uniform sampler2D inputTex;
uniform ivec2 oldDimensions;
uniform vec2 oldInvDimensions;
uniform float downscale = 2.0;

vec3 data = vec3(0.0);
float divider = 0.0;

void combine(in vec4 sample)
  //If this is the first sample, just copy the min max values.
  if (divider == 0)
      data.r = 0.0;
      data.g = sample.g;
      data.b = sample.b;

  //Store the value for averaging
  data.r += sample.r;
  divider += 1.0;

  //Store the maximum value
  data.g = max(sample.g, data.g);

  //Store the maximum value
  data.b = min(sample.b, data.b);

vec4 output_frag()
  return vec4(data.r / divider, data.g, data.b, 1.0);

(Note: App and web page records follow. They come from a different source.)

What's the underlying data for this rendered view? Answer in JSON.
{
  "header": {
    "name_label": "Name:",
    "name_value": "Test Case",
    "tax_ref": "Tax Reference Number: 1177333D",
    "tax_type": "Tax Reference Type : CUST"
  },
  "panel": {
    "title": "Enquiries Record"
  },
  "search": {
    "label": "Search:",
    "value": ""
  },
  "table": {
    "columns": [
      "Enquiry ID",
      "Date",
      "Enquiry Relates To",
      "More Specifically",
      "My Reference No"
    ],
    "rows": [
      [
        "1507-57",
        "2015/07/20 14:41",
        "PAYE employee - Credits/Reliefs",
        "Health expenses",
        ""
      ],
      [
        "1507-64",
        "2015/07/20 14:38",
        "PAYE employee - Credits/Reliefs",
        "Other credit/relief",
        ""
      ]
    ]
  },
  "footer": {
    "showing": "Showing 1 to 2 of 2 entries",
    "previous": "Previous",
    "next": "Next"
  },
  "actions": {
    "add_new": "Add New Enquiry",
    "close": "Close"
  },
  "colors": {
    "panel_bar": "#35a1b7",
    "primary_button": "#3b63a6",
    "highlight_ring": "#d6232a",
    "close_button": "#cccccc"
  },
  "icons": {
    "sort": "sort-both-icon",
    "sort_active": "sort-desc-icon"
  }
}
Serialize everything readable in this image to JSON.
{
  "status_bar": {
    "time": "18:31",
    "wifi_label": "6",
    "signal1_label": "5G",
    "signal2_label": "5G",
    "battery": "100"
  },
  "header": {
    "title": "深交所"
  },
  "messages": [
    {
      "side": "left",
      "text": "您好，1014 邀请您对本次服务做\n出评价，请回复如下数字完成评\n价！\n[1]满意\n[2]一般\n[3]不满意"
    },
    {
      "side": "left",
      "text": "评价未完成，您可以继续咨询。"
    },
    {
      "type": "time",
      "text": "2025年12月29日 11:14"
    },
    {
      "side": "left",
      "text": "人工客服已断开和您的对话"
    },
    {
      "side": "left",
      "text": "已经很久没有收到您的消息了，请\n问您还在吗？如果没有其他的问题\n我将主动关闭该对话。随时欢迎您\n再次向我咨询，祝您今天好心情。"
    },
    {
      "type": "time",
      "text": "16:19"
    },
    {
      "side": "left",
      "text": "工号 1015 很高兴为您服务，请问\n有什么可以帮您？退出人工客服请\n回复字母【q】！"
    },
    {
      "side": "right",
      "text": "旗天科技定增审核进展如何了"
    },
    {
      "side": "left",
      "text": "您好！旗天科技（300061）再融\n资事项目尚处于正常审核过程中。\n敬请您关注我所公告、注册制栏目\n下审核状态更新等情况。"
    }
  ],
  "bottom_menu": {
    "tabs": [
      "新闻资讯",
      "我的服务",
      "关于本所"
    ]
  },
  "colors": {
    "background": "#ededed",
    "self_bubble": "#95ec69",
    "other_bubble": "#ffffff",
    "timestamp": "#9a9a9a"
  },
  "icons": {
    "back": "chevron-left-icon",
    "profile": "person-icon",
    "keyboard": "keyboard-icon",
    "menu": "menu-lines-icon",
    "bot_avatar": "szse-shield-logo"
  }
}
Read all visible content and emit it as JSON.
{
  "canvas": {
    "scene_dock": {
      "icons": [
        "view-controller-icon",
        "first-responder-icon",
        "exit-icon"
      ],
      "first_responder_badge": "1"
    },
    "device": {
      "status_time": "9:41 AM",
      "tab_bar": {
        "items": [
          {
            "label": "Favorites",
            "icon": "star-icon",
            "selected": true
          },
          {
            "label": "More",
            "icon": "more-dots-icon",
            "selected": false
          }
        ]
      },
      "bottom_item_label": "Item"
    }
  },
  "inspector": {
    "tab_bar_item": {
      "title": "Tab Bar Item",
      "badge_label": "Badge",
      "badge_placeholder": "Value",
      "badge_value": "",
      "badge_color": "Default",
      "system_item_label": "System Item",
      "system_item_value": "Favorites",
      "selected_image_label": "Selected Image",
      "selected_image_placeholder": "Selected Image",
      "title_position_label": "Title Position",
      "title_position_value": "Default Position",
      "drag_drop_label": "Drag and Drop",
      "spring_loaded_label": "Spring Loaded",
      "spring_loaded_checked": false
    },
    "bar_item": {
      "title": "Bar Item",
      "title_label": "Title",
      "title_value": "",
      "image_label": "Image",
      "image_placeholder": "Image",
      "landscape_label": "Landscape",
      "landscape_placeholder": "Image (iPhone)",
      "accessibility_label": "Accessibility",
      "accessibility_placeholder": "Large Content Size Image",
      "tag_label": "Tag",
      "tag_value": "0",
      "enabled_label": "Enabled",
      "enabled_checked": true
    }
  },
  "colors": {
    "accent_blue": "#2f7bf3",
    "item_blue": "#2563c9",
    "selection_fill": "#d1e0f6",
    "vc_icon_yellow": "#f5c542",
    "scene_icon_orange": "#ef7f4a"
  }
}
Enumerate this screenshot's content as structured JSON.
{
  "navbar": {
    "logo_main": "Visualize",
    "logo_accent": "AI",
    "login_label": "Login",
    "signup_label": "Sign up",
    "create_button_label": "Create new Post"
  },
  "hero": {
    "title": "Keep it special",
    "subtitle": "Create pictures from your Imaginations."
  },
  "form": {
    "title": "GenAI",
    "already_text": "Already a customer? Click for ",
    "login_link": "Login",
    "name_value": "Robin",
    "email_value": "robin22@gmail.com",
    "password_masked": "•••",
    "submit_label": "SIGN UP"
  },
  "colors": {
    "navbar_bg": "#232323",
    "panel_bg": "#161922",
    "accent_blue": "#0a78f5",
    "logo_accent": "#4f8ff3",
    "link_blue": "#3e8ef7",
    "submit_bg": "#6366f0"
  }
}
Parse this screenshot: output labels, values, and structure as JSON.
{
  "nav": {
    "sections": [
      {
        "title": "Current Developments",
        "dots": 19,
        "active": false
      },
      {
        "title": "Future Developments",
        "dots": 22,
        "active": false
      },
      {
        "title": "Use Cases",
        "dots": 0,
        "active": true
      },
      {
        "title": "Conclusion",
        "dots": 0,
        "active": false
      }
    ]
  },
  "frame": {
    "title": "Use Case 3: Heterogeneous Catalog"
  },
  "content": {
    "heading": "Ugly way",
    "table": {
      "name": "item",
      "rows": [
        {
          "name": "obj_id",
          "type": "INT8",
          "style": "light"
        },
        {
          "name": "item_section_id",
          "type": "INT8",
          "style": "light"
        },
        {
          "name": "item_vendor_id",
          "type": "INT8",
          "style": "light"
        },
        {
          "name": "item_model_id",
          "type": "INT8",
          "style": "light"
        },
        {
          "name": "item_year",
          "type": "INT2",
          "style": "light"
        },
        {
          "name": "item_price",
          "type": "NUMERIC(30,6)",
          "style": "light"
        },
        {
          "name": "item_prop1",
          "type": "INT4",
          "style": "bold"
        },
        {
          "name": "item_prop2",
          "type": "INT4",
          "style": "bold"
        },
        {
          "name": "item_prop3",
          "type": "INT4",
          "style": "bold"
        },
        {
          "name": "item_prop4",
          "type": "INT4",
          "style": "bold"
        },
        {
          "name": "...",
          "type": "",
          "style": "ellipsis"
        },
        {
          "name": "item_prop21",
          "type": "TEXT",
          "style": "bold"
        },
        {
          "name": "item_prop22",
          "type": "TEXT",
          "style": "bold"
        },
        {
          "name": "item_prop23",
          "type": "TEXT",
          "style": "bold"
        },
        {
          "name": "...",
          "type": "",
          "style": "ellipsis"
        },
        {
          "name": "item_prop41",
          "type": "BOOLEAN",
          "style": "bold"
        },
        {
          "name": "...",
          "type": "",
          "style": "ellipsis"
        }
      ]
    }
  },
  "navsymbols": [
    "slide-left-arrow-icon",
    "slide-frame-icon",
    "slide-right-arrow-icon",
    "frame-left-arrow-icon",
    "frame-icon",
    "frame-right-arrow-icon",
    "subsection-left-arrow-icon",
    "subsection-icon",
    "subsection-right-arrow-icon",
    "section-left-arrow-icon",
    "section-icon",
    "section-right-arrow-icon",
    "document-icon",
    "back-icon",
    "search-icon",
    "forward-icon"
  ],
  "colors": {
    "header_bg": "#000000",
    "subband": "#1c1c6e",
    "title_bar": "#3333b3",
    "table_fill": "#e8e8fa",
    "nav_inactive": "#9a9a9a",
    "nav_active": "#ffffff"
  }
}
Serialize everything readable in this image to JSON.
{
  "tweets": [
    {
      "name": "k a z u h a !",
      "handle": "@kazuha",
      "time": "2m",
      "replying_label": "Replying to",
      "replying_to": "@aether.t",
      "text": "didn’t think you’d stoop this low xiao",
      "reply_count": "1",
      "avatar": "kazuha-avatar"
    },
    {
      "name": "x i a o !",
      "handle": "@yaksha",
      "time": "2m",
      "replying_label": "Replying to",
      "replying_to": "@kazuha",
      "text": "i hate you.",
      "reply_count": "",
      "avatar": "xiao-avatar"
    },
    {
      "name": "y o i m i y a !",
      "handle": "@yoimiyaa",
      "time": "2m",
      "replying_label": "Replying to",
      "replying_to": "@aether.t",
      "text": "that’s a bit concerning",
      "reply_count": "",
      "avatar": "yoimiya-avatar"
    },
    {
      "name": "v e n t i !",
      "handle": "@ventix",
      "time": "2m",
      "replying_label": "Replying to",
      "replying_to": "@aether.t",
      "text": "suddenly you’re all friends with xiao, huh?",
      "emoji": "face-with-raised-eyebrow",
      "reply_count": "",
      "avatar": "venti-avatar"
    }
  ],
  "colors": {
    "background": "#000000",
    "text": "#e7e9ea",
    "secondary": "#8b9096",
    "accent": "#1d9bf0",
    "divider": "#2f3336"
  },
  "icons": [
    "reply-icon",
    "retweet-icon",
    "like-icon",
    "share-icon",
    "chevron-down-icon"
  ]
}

void main()
  vec2 oldPixelOrigin = (downscale * gl_FragCoord.xy - vec2(0.5, 0.5)) * oldInvDimensions;

  combine(textureOffset(inputTex, oldPixelOrigin, ivec2(0,0)));
  combine(textureOffset(inputTex, oldPixelOrigin, ivec2(0,1)));
  combine(textureOffset(inputTex, oldPixelOrigin, ivec2(1,0)));
  combine(textureOffset(inputTex, oldPixelOrigin, ivec2(1,1)));

  //Now determine if we need to add extra samples in case of
  //non-power of two textures
  bool extraXSamples = (2 * (int(gl_FragCoord.x) + 1) == oldDimensions.x - 1);
  bool extraYSamples = (2 * (int(gl_FragCoord.y) + 1) == oldDimensions.y - 1);
  if (extraXSamples)
      combine(textureOffset(inputTex, oldPixelOrigin, ivec2(2,0)));
      combine(textureOffset(inputTex, oldPixelOrigin, ivec2(2,1)));
  if (extraYSamples)
      combine(textureOffset(inputTex, oldPixelOrigin, ivec2(0,2)));
      combine(textureOffset(inputTex, oldPixelOrigin, ivec2(1,2)));
  if (extraXSamples && extraYSamples)
    combine(textureOffset(inputTex, oldPixelOrigin, ivec2(2,2)));

  L_out = output_frag();

This article on the wiki states that it is not available for x300 and above, but this article is quite old. I just want to know if the article is still correct.

The page has been given an enema. Accurate information can now be found there.

And yes, ATI hardware from the HD-era should be fine with floating-point mipmaps and filtering.

Right, thanks for the updates to the wiki page and the clarification. I’ll have to make a minimal example after all just to find out what I’m doing wrong.